What is Tax-Loss Selling?
Taxes were recently due, and you may still be reeling from the sting of paying heavily due to significant capital gains.
The memory of all the taxes you just paid, coupled with a volatile stock market, may make this the right time to consider tax-loss selling.
Tax-loss selling involves selling investments in taxable brokerage accounts at a loss to reduce capital gains tax. Since a capital loss is tax-deductible, the loss can be used to offset any capital gains to reduce your tax liability. If the losses exceed the gains in a current year, up to $3,000 of the amount that exceeds the gains can be deducted against ordinary income. Any amounts over and above can be carried forward to a future year.
How Tax-Loss Selling Benefits Investors
As advisors, we look for opportunities to do this for clients annually. However, for many clients, years and years of strong stock market performance resulted in few, if any, unrealized losses in their portfolios.
Several new opportunities have recently presented themselves. Clients in several situations may have losses, which can be realized and utilized against current and future gains. Consider the following:
- Interest rates have risen this year, resulting in a decline in the price of bonds. As of the end of April, the aggregate bond market was down 9.4%. This creates an opportunity for those holding bond funds to realize losses.

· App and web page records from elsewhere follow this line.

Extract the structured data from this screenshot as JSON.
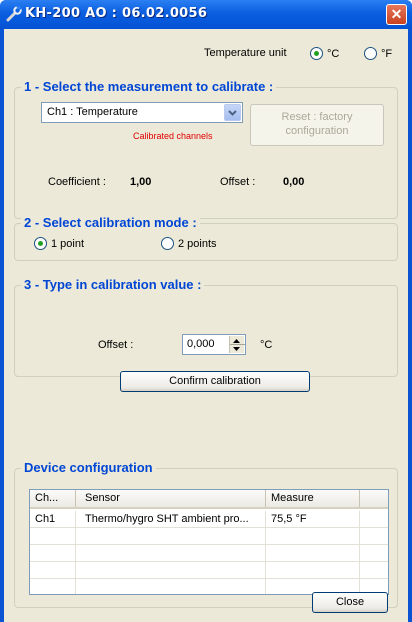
{
  "window": {
    "title": "KH-200 AO : 06.02.0056",
    "close_glyph": "✕"
  },
  "units": {
    "label": "Temperature unit",
    "options": [
      {
        "label": "°C",
        "selected": true
      },
      {
        "label": "°F",
        "selected": false
      }
    ]
  },
  "section1": {
    "title": "1 - Select the measurement to calibrate :",
    "channel_select": "Ch1 : Temperature",
    "calibrated_note": "Calibrated channels",
    "reset_button": "Reset : factory configuration",
    "coefficient_label": "Coefficient :",
    "coefficient_value": "1,00",
    "offset_label": "Offset :",
    "offset_value": "0,00"
  },
  "section2": {
    "title": "2 - Select calibration mode :",
    "modes": [
      {
        "label": "1 point",
        "selected": true
      },
      {
        "label": "2 points",
        "selected": false
      }
    ]
  },
  "section3": {
    "title": "3 - Type in calibration value :",
    "offset_label": "Offset :",
    "offset_value": "0,000",
    "unit": "°C",
    "confirm_button": "Confirm calibration"
  },
  "device_config": {
    "title": "Device configuration",
    "columns": [
      "Ch...",
      "Sensor",
      "Measure"
    ],
    "rows": [
      {
        "channel": "Ch1",
        "sensor": "Thermo/hygro SHT ambient pro...",
        "measure": "75,5 °F"
      }
    ]
  },
  "footer": {
    "close_button": "Close"
  },
  "colors": {
    "group_title": "#0046d5",
    "note_red": "#e00000",
    "titlebar": "#0a5ee0"
  }
}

- Clients who reinvested their capital gain distributions from mutual funds in the last quarter of 2021 may want to sell those specific shares if the current share price is lower than what it was when the shares were reinvested. By doing so, they could realize a short-term taxable loss.

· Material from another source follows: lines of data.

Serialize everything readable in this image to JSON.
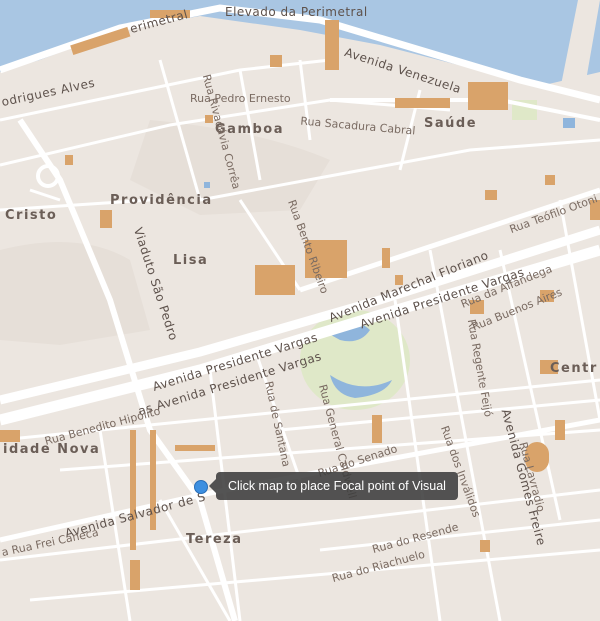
{
  "map": {
    "tooltip": "Click map to place Focal point of Visual",
    "colors": {
      "water": "#a9c6e3",
      "land": "#ece6e0",
      "road": "#ffffff",
      "building": "#d9a36a",
      "park": "#dfe8c8",
      "pond": "#8fb5dc"
    },
    "districts": {
      "gamboa": "Gamboa",
      "saude": "Saúde",
      "providencia": "Providência",
      "cristo": "Cristo",
      "lisa": "Lisa",
      "cidade_nova": "idade Nova",
      "tereza": "Tereza",
      "centro": "Centr"
    },
    "streets": {
      "elevado": "Elevado da Perimetral",
      "perimetral": "erimetral",
      "rodrigues": "odrigues Alves",
      "venezuela": "Avenida Venezuela",
      "pedro_ernesto": "Rua Pedro Ernesto",
      "sacadura": "Rua Sacadura Cabral",
      "rivadavia": "Rua Rivadávia Corrêa",
      "marechal": "Avenida Marechal Floriano",
      "teofilo": "Rua Teófilo Otoni",
      "pres_vargas_1": "Avenida Presidente Vargas",
      "pres_vargas_2": "Avenida Presidente Vargas",
      "pres_vargas_3": "as Avenida Presidente Vargas",
      "alfandega": "Rua da Alfândega",
      "buenos_aires": "Rua Buenos Aires",
      "bento_ribeiro": "Rua Bento Ribeiro",
      "viaduto": "Viaduto São Pedro",
      "benedito": "Rua Benedito Hipólito",
      "santana": "Rua de Santana",
      "caldwell": "Rua General Caldwell",
      "senado": "Rua do Senado",
      "invalidos": "Rua dos Inválidos",
      "regente": "Rua Regente Feijó",
      "gomes_freire": "Avenida Gomes Freire",
      "lavradio": "Rua Lavradio",
      "salvador": "Avenida Salvador de S",
      "frei_caneca": "a Rua Frei Caneca",
      "resende": "Rua do Resende",
      "riachuelo": "Rua do Riachuelo"
    }
  }
}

Things to be Aware of When Tax-Loss Selling
However, there are several things you need to be aware of when considering tax-loss selling. For example, long-term capital gains are taxed at a lower favorable rate than short-term capital gains for investments held for more than a year. While Uncle Sam taxes short-term capital gains at the same rate as federal income taxes – which can be as much as 37 percent – the highest long-term capital gains tax rate is 20 percent. Depending on your income and filing status, it can be as low as zero percent.
There is also a “wash share rule” when you sell a security at a loss and then purchase a “substantially identical” security within 30 days. In this case, you cannot realize the loss from the sale. The loss is deferred until you sell the shares you bought within 30 days of the sale.

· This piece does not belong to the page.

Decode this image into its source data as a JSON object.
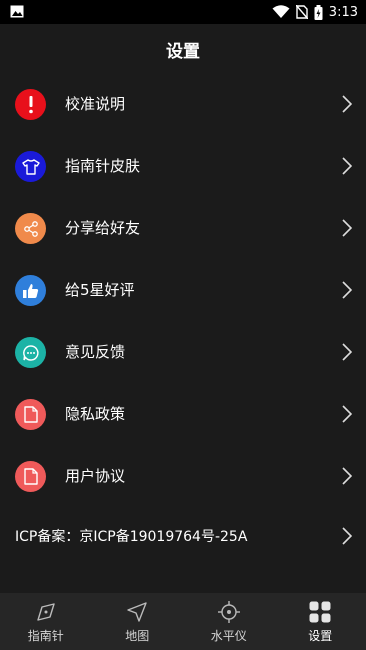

There are other tax traps to consider that can prevent you from maximizing your losses, so care is needed when implementing any strategy.
Contrary to popular belief, tax-loss selling is not only something to consider as part of your tax planning at the end of a calendar year. Now is the time. If the markets turn around, it may be too late. Talk to your advisor to see if this can work for you.